Meanwhile, in a gesture of support, the BJP working committee has come out with a strongly worded statement appreciating the Congress party leadership for their leadership and have thanked them for their (the BJP’s) success. They have even made a plea to them to not make leadership changes in a hurry. At least not until they have had a chance to win another general elections. Such bonhomie amongst parties at different ends of the political spectrum has rarely been seen.

A young satrap who questioned the role of the advisors to the leadership after the debacle, has come under fire from party seniors. Explaining his remarks he said that his comments were “out of deep loyalty to the party, pain of our performance and a sincere desire to bounce back”.

Several other party members are understood to have issued thinly veiled threats, including death-threats, to the party leadership “out of deep loyalty to the party, pain of our performance and a sincere desire to bounce back”. Some participants have stated that the voice of the former Prime Minister was also heard on the occasion. Repeated attempts at replaying the recording in an effort to identify the voice have yielded no results. It appears that no-one in the party was in a position to identify his voice, having not heard it in the last ten years.
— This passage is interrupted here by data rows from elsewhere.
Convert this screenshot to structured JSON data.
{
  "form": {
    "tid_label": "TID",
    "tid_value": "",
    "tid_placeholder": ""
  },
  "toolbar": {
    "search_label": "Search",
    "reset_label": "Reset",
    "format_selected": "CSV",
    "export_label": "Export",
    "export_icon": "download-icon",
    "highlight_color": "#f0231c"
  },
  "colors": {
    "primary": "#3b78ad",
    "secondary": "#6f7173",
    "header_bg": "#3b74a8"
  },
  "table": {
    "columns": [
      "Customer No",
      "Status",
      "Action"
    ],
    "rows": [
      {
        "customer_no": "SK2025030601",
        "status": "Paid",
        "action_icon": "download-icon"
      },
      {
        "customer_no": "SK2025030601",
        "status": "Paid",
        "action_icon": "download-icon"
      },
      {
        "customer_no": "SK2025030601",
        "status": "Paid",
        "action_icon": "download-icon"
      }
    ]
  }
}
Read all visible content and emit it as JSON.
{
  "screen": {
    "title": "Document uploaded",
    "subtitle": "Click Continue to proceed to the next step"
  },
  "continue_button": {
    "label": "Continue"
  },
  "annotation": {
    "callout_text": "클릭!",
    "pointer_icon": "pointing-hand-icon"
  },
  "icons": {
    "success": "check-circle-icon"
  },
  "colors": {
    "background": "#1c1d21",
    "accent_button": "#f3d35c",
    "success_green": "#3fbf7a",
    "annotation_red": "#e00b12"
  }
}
The Communist Party of India – Marxist (CPI-M), from their ideological ivory tower protected by hardbound copies of Karl Marx’ Das Kapital, have blamed voters for not knowing what is good for them.

A founder-member of the Aam Aadmi Party (AAP), the party that rocked the political firmament with their stellar show on debut in the less-than-a-year-old Delhi state elections, has quit the party citing differences over lack of internal democracy. This was done after she lost in the recent Lok Sabha elections from a seat that was, apparently, not of her choice. Even under such trying circumstances, displaying maturity far beyond the brief existence of the party, she said that if offered a position of responsibility, she might reconsider her decision.

The PM designate had caused consternation amongst his advisors by insisting on inviting heads of government from neighbouring countries for the swearing-in ceremony. Concerned that this could be a case of withdrawal symptoms, with elections over and no-one to swear at, advisors had sought explain to him the difference between swearing-in and swearing-at. They were successful in their efforts, it seems, as the swearing-in ceremony happened yesterday without any untoward incident.